▶ _WHAT YOU WILL DO_: From the entries below, say how many lines carry the word "Onboarding", and give nothing but the number.
"""
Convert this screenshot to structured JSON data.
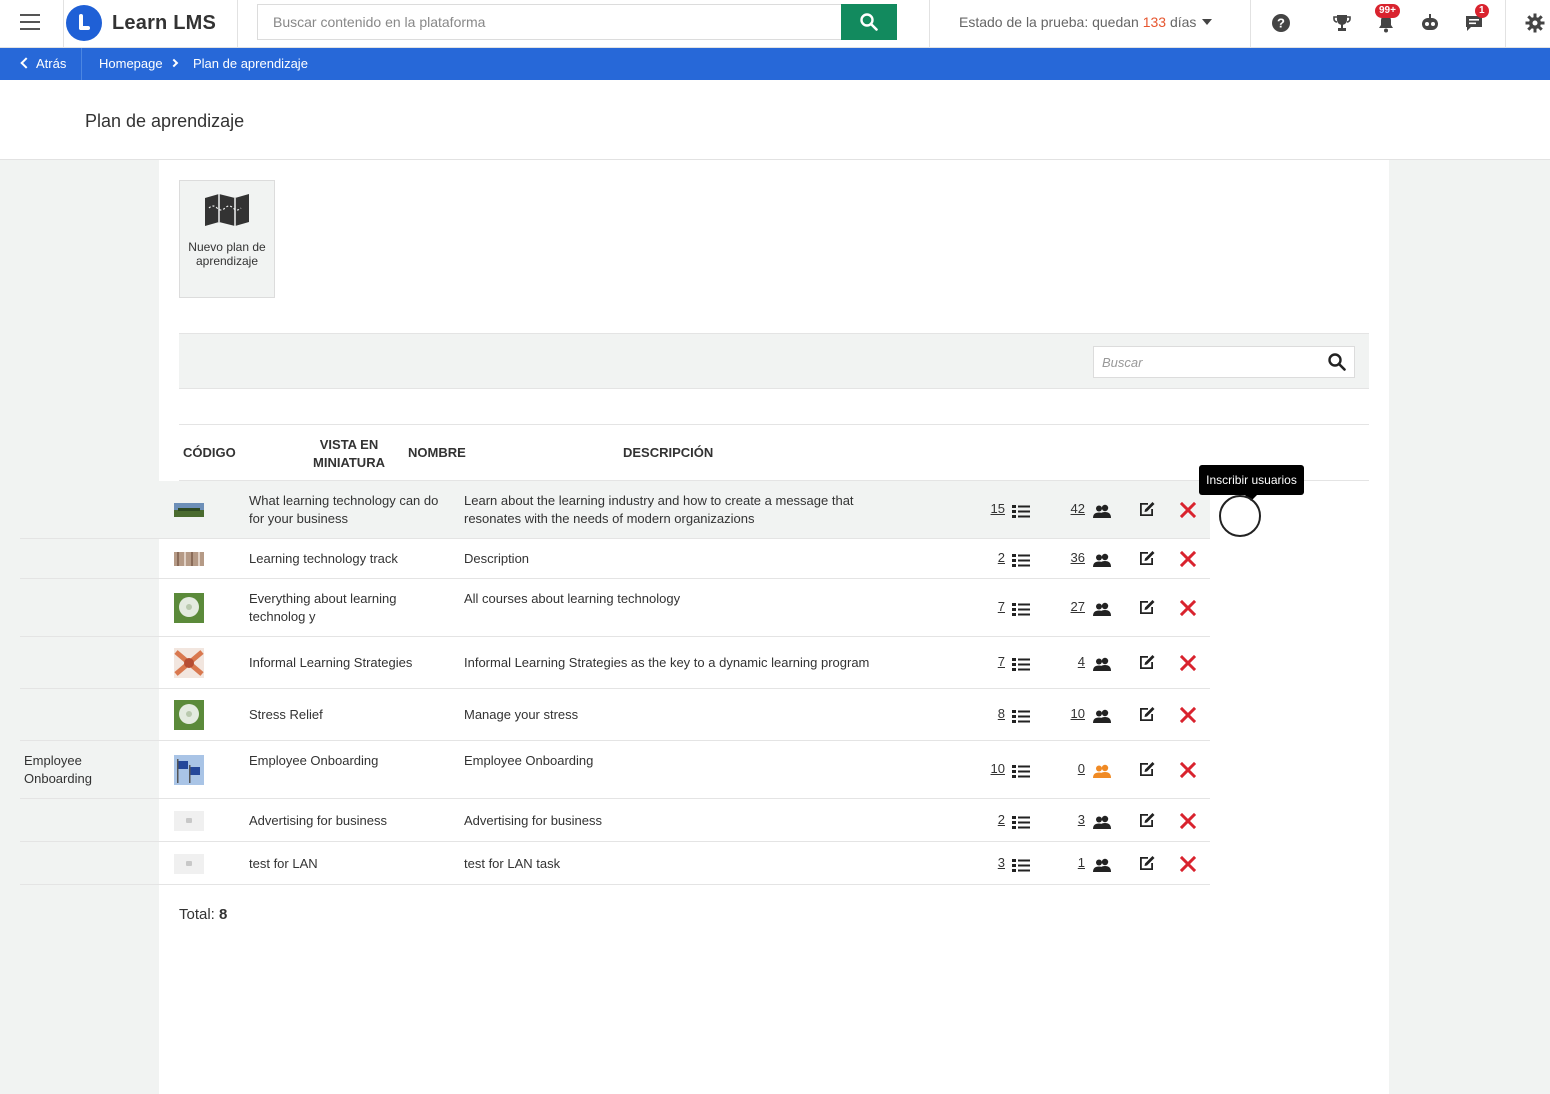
{
  "header": {
    "brand": "Learn LMS",
    "search_placeholder": "Buscar contenido en la plataforma",
    "trial_prefix": "Estado de la prueba: quedan ",
    "trial_days": "133",
    "trial_suffix": " días",
    "notifications_badge": "99+",
    "messages_badge": "1"
  },
  "breadcrumb": {
    "back": "Atrás",
    "home": "Homepage",
    "current": "Plan de aprendizaje"
  },
  "page": {
    "title": "Plan de aprendizaje",
    "new_tile_label": "Nuevo plan de aprendizaje"
  },
  "filter": {
    "search_placeholder": "Buscar"
  },
  "table": {
    "headers": {
      "code": "Código",
      "thumbnail": "Vista en miniatura",
      "name": "Nombre",
      "description": "Descripción"
    },
    "rows": [
      {
        "code": "",
        "name": "What learning technology can do for your business",
        "description": "Learn about the learning industry and how to create a message that resonates with the needs of modern organizazions",
        "courses": "15",
        "users": "42",
        "thumb": "landscape"
      },
      {
        "code": "",
        "name": "Learning technology track",
        "description": "Description",
        "courses": "2",
        "users": "36",
        "thumb": "wood"
      },
      {
        "code": "",
        "name": "Everything about learning technolog y",
        "description": "All courses about learning technology",
        "courses": "7",
        "users": "27",
        "thumb": "dandelion"
      },
      {
        "code": "",
        "name": "Informal Learning Strategies",
        "description": "Informal Learning Strategies as the key to a dynamic learning program",
        "courses": "7",
        "users": "4",
        "thumb": "hands"
      },
      {
        "code": "",
        "name": "Stress Relief",
        "description": "Manage your stress",
        "courses": "8",
        "users": "10",
        "thumb": "dandelion"
      },
      {
        "code": "Employee Onboarding",
        "name": "Employee Onboarding",
        "description": "Employee Onboarding",
        "courses": "10",
        "users": "0",
        "thumb": "flags"
      },
      {
        "code": "",
        "name": "Advertising for business",
        "description": "Advertising for business",
        "courses": "2",
        "users": "3",
        "thumb": "placeholder"
      },
      {
        "code": "",
        "name": "test for LAN",
        "description": "test for LAN task",
        "courses": "3",
        "users": "1",
        "thumb": "placeholder"
      }
    ]
  },
  "tooltip": "Inscribir usuarios",
  "total": {
    "label": "Total: ",
    "value": "8"
  },
  "colors": {
    "brand_blue": "#2768d8",
    "search_green": "#128a5e",
    "delete_red": "#d9232e",
    "warning_orange": "#f08a24",
    "trial_days": "#e6562f"
  },
  "icons": {
    "menu": "hamburger-icon",
    "search": "search-icon",
    "help": "help-icon",
    "trophy": "trophy-icon",
    "notifications": "bell-icon",
    "robot": "robot-icon",
    "messages": "chat-icon",
    "settings": "gear-icon",
    "courses": "list-icon",
    "users": "users-icon",
    "edit": "edit-icon",
    "delete": "close-icon",
    "new_plan": "map-icon"
  }
}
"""
▶ _OUTPUT_: 3